Measurement of gross photosynthesis, respiration in the light, and mesophyll conductance using H218O labeling (Plant Physiol)

It is relatively simple to determine net O2 flux in leaves.  However, this data provides no information on the underlying processes responsible for this flux, namely gross oxygen production (GOP, water splitting), mitochondrial respiration in light, Rubisco oxygenation, and photorespiration.  In this ‘Breakthrough Technologies’ paper, Gauthier et al outline a method that utilises H218O labelling to precisely measure both net oxygen production (NOP) and GOP for detached leaves.  This was performed in a chamber with regulated temperature and humidity, and conventional CO2 and light response curves were performed simultaneously.  As a proof of concept, the authors used this technique to determine O2 metabolism in leaves of Phaseolus vulgaris, and examined both the light response of mesophyll CO2 conductance and the Kok effect.  (Summary by Mike Page) Plant Physiol 10.1104/pp.16.00741

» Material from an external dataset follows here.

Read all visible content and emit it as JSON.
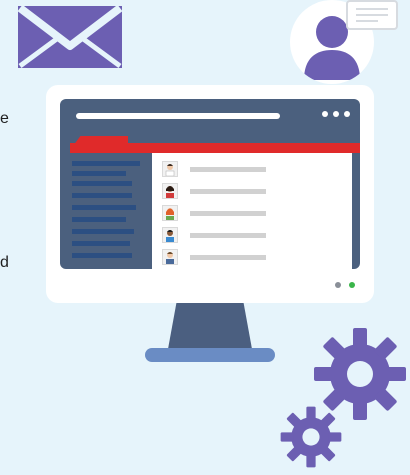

Unexpected reversal of C3 versus C4 grass response to elevated CO2 during a 20-year field experiment (Science) $

It is widely accepted that the growth of C3 plants responds more to elevated CO2 (eCO2) than that of C4 plants, since photosynthesis in C3 plants is more limited by the current atmospheric CO2:O2 ratio due to the oxygenase activity of Rubisco.  This has been established empirically in short-term eCO2 experiments.  In this study, Reich et al presented a 20 year field eCO2 experiment consisting of four C3 grass species and four C4 grasses.  While C3 biomass responded better to eCO2 earlier in the trial, the C4 biomass response gradually overtook the C3 response towards the end of the trial.  The authors present data to suggest that this reversal was not due to changes in leaf level photosynthesis over time, while any associations between eCO2 responsiveness and temperature or rainfall were inconsistent and weak over the trial period.  Instead, there was an association between soil net nitrogen mineralisation and biomass for both C3 and C4 species, and this trait differed over time in the C3 and C4 plots.  The reason for these differences in soil nitrogen availability remains unexplained, but this study reinforces a need to take a long-term approach to evaluating the effect of eCO2 on crop productivity.  (Summary by Mike Page) Science 10.1126/science.aas9313

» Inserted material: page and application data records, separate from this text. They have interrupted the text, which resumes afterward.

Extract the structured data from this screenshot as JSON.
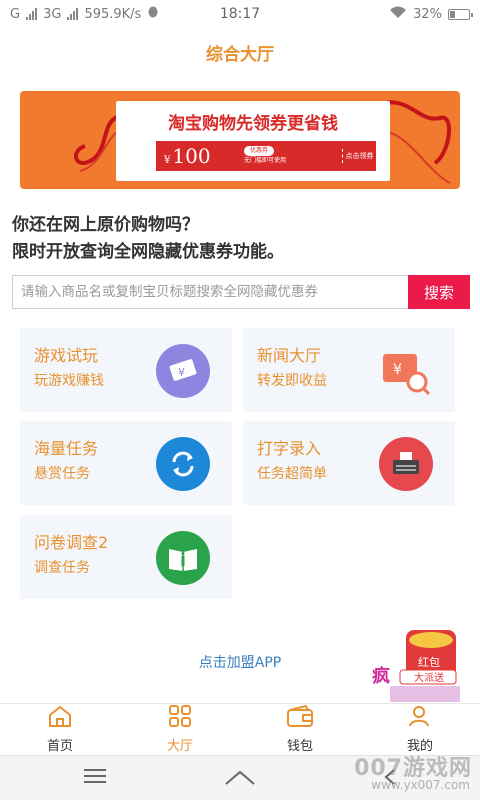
{
  "status_bar": {
    "carrier": "G",
    "network": "3G",
    "speed": "595.9K/s",
    "time": "18:17",
    "battery": "32%",
    "battery_level": 0.32
  },
  "header": {
    "title": "综合大厅"
  },
  "banner": {
    "headline": "淘宝购物先领券更省钱",
    "coupon_currency": "¥",
    "coupon_amount": "100",
    "coupon_tag": "优惠券",
    "coupon_note": "无门槛即可使用",
    "coupon_action": "点击领券"
  },
  "intro": {
    "line1": "你还在网上原价购物吗？",
    "line2": "限时开放查询全网隐藏优惠券功能。"
  },
  "search": {
    "placeholder": "请输入商品名或复制宝贝标题搜索全网隐藏优惠券",
    "value": "",
    "button_label": "搜索"
  },
  "tasks": [
    {
      "title": "游戏试玩",
      "subtitle": "玩游戏赚钱",
      "icon": "money-bill-icon",
      "color": "#8f84e0"
    },
    {
      "title": "新闻大厅",
      "subtitle": "转发即收益",
      "icon": "coupon-search-icon",
      "color": "#f0775a"
    },
    {
      "title": "海量任务",
      "subtitle": "悬赏任务",
      "icon": "refresh-icon",
      "color": "#1e88d8"
    },
    {
      "title": "打字录入",
      "subtitle": "任务超简单",
      "icon": "typewriter-icon",
      "color": "#e5484d"
    },
    {
      "title": "问卷调查2",
      "subtitle": "调查任务",
      "icon": "book-info-icon",
      "color": "#2aa34a"
    }
  ],
  "join_link": "点击加盟APP",
  "floating_ad": {
    "top_text": "红包",
    "bottom_text": "大派送",
    "side_text": "疯"
  },
  "tabbar": {
    "items": [
      {
        "label": "首页",
        "icon": "home-icon",
        "active": false
      },
      {
        "label": "大厅",
        "icon": "grid-icon",
        "active": true
      },
      {
        "label": "钱包",
        "icon": "wallet-icon",
        "active": false
      },
      {
        "label": "我的",
        "icon": "user-icon",
        "active": false
      }
    ]
  },
  "watermark": {
    "brand": "007游戏网",
    "url": "www.yx007.com"
  },
  "colors": {
    "accent": "#e8922f",
    "search_button": "#ea1b4b",
    "banner_bg": "#f17a2e",
    "card_bg": "#f3f6fb"
  }
}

Natural variation within a species for traits underpinning C4 photosynthesis (Plant Physiol)

While C4 photosynthesis is relatively well understood, the research community is still some distance from converting a C3 crop to one that performs C4 photosynthesis.  There are many reasons for this, including the complex requirement to reconstitute Kranz leaf anatomy in a C3 species, and the elusive search for regulators of C4 gene expression.    The classical approach for identifying such regulators would be through quantitative trait loci (QTL) mapping or a genome wide association study (GWAS).  However, these methods rely on the presence of natural variation of a phenotype within a species, something as yet undiscovered for C4 photosynthesis.  In this manuscript, Reeves et al demonstrated that accessions of Gynandropsis gynandra collected from Asia and Africa possessed significant variation in both physiological and anatomical C4 traits, providing the variation necessary to perform QTL mapping or GWAS.  In addition, these accessions could be hybridised and produced fertile offspring.  This important discovery provides the opportunity to identify the components regulating C4 photosynthesis through classical genetics.  (Summary by Mike Page) Plant Physiol 10.1104/pp.18.00168